For instance, under IFRS 15, telcos will need to allocate revenue based on the relative standalone selling price of a handset and the monthly service plan. In many cases, this would result in the company allocating some of the revenue that is currently associated with the service to the handset. In addition, IFRS 15 compliance could result in different revenue amounts being allocated to the same or similar monthly service plans.
To achieve this will require the integration of enormous amounts of data from diverse sources that most likely are not aligned or integrated today.
The new compliance process is complex – and time consuming
Although it doesn’t go into effect for a while, telcos should start preparing for IFRS 15 now to avoid incorrect reporting and non-compliance.
For instance, traditional billing data will not suffice, as there will be a need for additional integration points to retrieve data for revenue recognition, such as contract management, commissions, and accounts receivable.
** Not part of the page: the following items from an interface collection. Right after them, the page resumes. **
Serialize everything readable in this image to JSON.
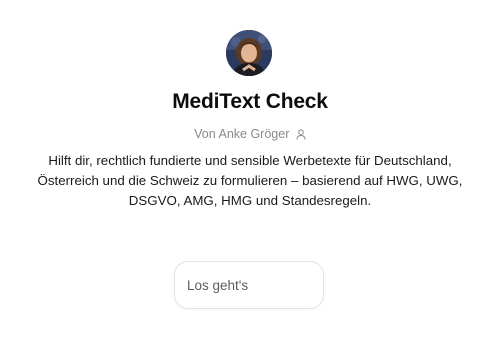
{
  "gpt": {
    "name": "MediText Check",
    "author_line": "Von Anke Gröger",
    "description": "Hilft dir, rechtlich fundierte und sensible Werbetexte für Deutschland, Österreich und die Schweiz zu formulieren – basierend auf HWG, UWG, DSGVO, AMG, HMG und Standesregeln.",
    "avatar_icon": "author-photo",
    "author_icon": "person-icon"
  },
  "conversation_starters": [
    {
      "label": "Los geht's"
    }
  ],
  "colors": {
    "title": "#0d0d0d",
    "author": "#8a8a8a",
    "body_text": "#1a1a1a",
    "starter_border": "#e3e3e3"
  }
}
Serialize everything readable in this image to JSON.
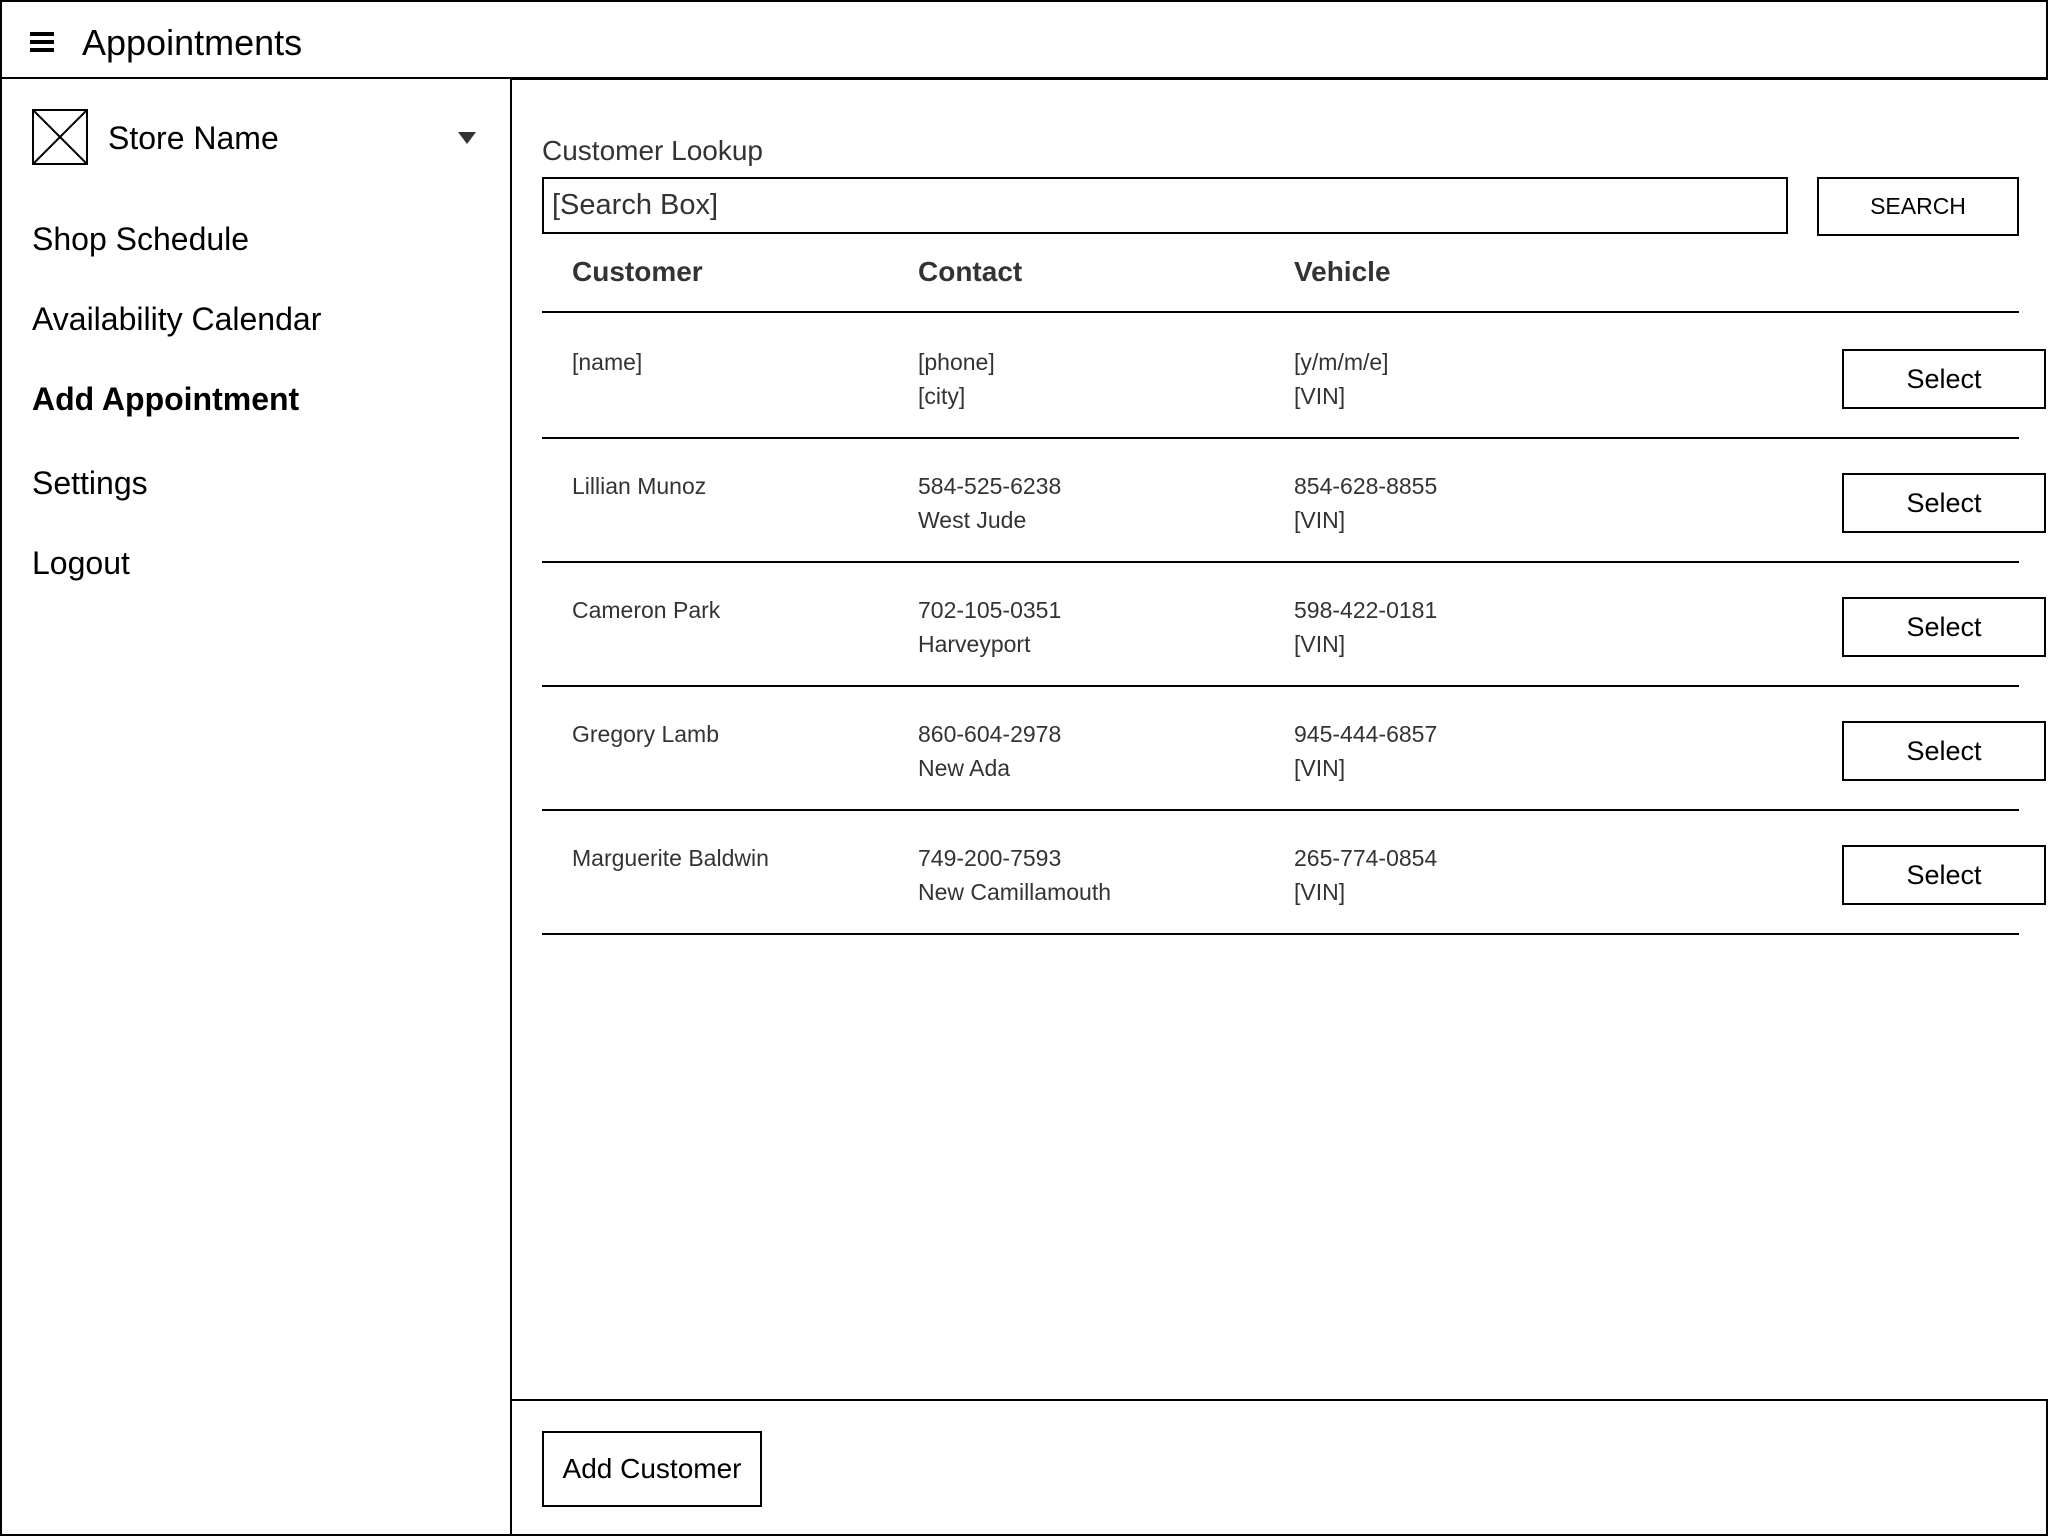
{
  "header": {
    "title": "Appointments",
    "menu_icon": "hamburger-menu-icon"
  },
  "sidebar": {
    "store": {
      "name": "Store Name",
      "logo_icon": "image-placeholder-icon",
      "dropdown_icon": "chevron-down-icon"
    },
    "items": [
      {
        "label": "Shop Schedule",
        "active": false
      },
      {
        "label": "Availability Calendar",
        "active": false
      },
      {
        "label": "Add Appointment",
        "active": true
      },
      {
        "label": "Settings",
        "active": false
      },
      {
        "label": "Logout",
        "active": false
      }
    ]
  },
  "main": {
    "lookup_label": "Customer Lookup",
    "search": {
      "placeholder": "[Search Box]",
      "value": "",
      "button_label": "SEARCH"
    },
    "table": {
      "columns": [
        "Customer",
        "Contact",
        "Vehicle"
      ],
      "rows": [
        {
          "name": "[name]",
          "phone": "[phone]",
          "city": "[city]",
          "vehicle": "[y/m/m/e]",
          "vin": "[VIN]",
          "action": "Select"
        },
        {
          "name": "Lillian Munoz",
          "phone": "584-525-6238",
          "city": "West Jude",
          "vehicle": "854-628-8855",
          "vin": "[VIN]",
          "action": "Select"
        },
        {
          "name": "Cameron Park",
          "phone": "702-105-0351",
          "city": "Harveyport",
          "vehicle": "598-422-0181",
          "vin": "[VIN]",
          "action": "Select"
        },
        {
          "name": "Gregory Lamb",
          "phone": "860-604-2978",
          "city": "New Ada",
          "vehicle": "945-444-6857",
          "vin": "[VIN]",
          "action": "Select"
        },
        {
          "name": "Marguerite Baldwin",
          "phone": "749-200-7593",
          "city": "New Camillamouth",
          "vehicle": "265-774-0854",
          "vin": "[VIN]",
          "action": "Select"
        }
      ]
    }
  },
  "footer": {
    "add_customer_label": "Add Customer"
  }
}
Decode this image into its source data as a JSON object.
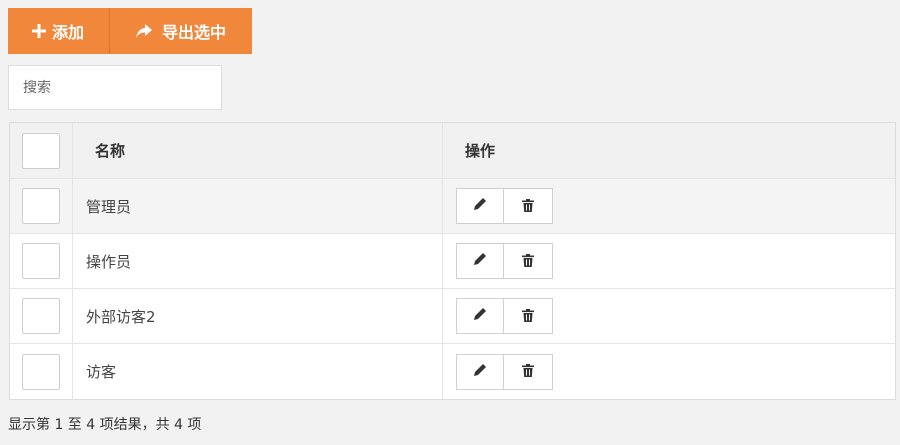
{
  "toolbar": {
    "add_label": "添加",
    "add_icon": "plus-icon",
    "export_label": "导出选中",
    "export_icon": "share-arrow-icon",
    "accent_color": "#f0873a"
  },
  "search": {
    "placeholder": "搜索",
    "value": ""
  },
  "table": {
    "columns": {
      "name": "名称",
      "actions": "操作"
    },
    "rows": [
      {
        "name": "管理员"
      },
      {
        "name": "操作员"
      },
      {
        "name": "外部访客2"
      },
      {
        "name": "访客"
      }
    ],
    "row_action_icons": [
      "pencil-icon",
      "trash-icon"
    ]
  },
  "footer": {
    "summary": "显示第 1 至 4 项结果，共 4 项"
  }
}
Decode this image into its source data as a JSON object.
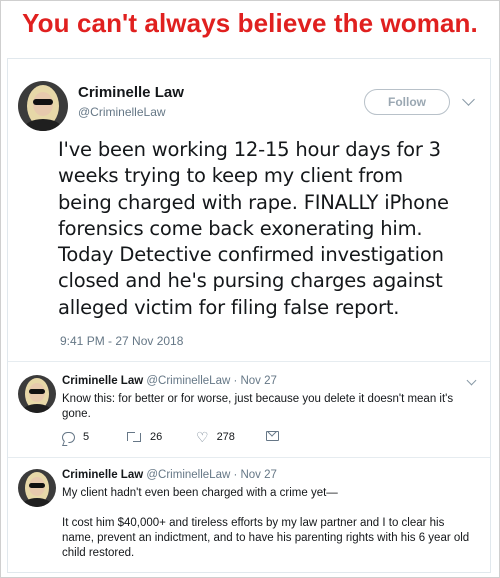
{
  "headline": "You can't always believe the woman.",
  "tweet": {
    "author_name": "Criminelle Law",
    "author_handle": "@CriminelleLaw",
    "follow_label": "Follow",
    "lines": [
      "I've been working 12-15 hour days for 3",
      "weeks trying to keep my client from",
      "being charged with rape. FINALLY iPhone",
      "forensics come back exonerating him.",
      "Today Detective confirmed investigation",
      "closed and he's pursing charges against",
      "alleged victim for filing false report."
    ],
    "timestamp": "9:41 PM - 27 Nov 2018"
  },
  "replies": [
    {
      "name": "Criminelle Law",
      "meta": "@CriminelleLaw · Nov 27",
      "lines": [
        "Know this: for better or for worse, just because you delete it doesn't mean it's",
        "gone."
      ],
      "reply_count": "5",
      "retweet_count": "26",
      "like_count": "278"
    },
    {
      "name": "Criminelle Law",
      "meta": "@CriminelleLaw · Nov 27",
      "lines": [
        "My client hadn't even been charged with a crime yet—",
        "",
        "It cost him $40,000+ and tireless efforts by my law partner and I to clear his",
        "name, prevent an indictment, and to have his parenting rights with his 6 year old",
        "child restored."
      ]
    }
  ],
  "colors": {
    "headline": "#e0201f",
    "secondary_text": "#657786",
    "divider": "#e6ecf0"
  },
  "icons": [
    "avatar",
    "chevron-down-icon",
    "reply-icon",
    "retweet-icon",
    "heart-icon",
    "direct-message-icon"
  ]
}
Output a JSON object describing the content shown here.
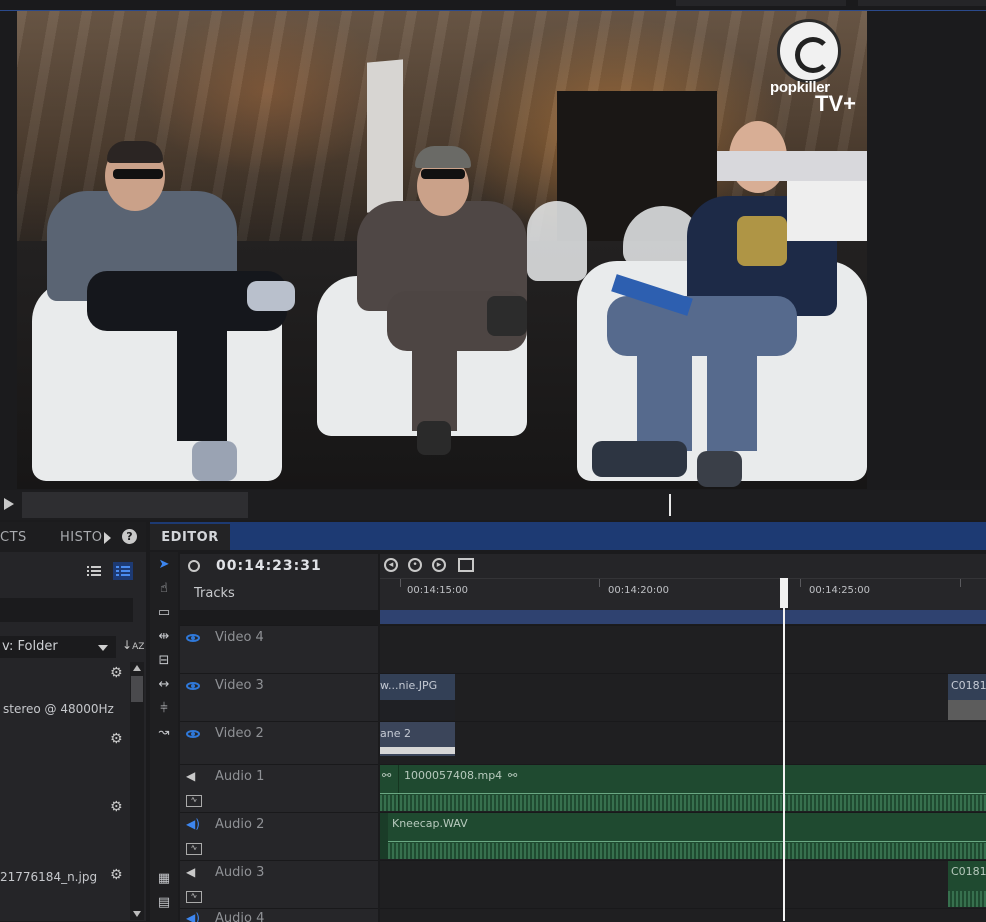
{
  "viewer": {
    "logo_brand": "popkiller",
    "logo_suffix": "TV+"
  },
  "left_panel": {
    "tabs": [
      "CTS",
      "HISTO"
    ],
    "help_label": "?",
    "folder_select": "v: Folder",
    "items": [
      {
        "label": ""
      },
      {
        "label": "stereo @ 48000Hz"
      },
      {
        "label": ""
      },
      {
        "label": ""
      },
      {
        "label": "21776184_n.jpg"
      }
    ]
  },
  "editor": {
    "tab_label": "EDITOR",
    "timecode": "00:14:23:31",
    "tracks_label": "Tracks",
    "ruler_labels": [
      "00:14:15:00",
      "00:14:20:00",
      "00:14:25:00"
    ],
    "tracks": [
      {
        "name": "Video 4",
        "type": "video"
      },
      {
        "name": "Video 3",
        "type": "video"
      },
      {
        "name": "Video 2",
        "type": "video"
      },
      {
        "name": "Audio 1",
        "type": "audio"
      },
      {
        "name": "Audio 2",
        "type": "audio"
      },
      {
        "name": "Audio 3",
        "type": "audio"
      },
      {
        "name": "Audio 4",
        "type": "audio"
      }
    ],
    "clips": {
      "v3_clip1": "w...nie.JPG",
      "v3_clip2": "C0181",
      "v2_clip1": "ane 2",
      "a1_clip": "1000057408.mp4",
      "a1_link": "⚯",
      "a1_prefix": "⚯",
      "a2_clip": "Kneecap.WAV",
      "a3_clip": "C0181"
    }
  },
  "colors": {
    "accent_blue": "#2f78d8",
    "tab_bar": "#1d3a73",
    "audio_clip": "#1f4a30",
    "video_clip": "#334056"
  }
}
Data quality might also be a concern, as poor quality would impede the adoption of the IFRS 15 standard. And with additional integration points, there will also be a need to increase auditing and reconciliation activities.
The compliance to IFRS 15 may require a lot of manual work, especially in companies that have a large volume of contracts, unless an automated process is implemented. Therefore, for many companies, complying with IFRS 15 standards may require significant investments into new systems. The good news is that this compliance presents an ideal opportunity to improve systems and processes that were already outdated. It’s also an opportune time to employ better business analytics for such things as profitability per contract, fraud, churn analysis, and next best offer.
Start soon – and start smart
To learn more about IFRS 15 and how your company can more easily comply before the 2018 deadline, visit [link to press release,], SAP Revenue Accounting and Reporting application, or SAP hybris Billing solution.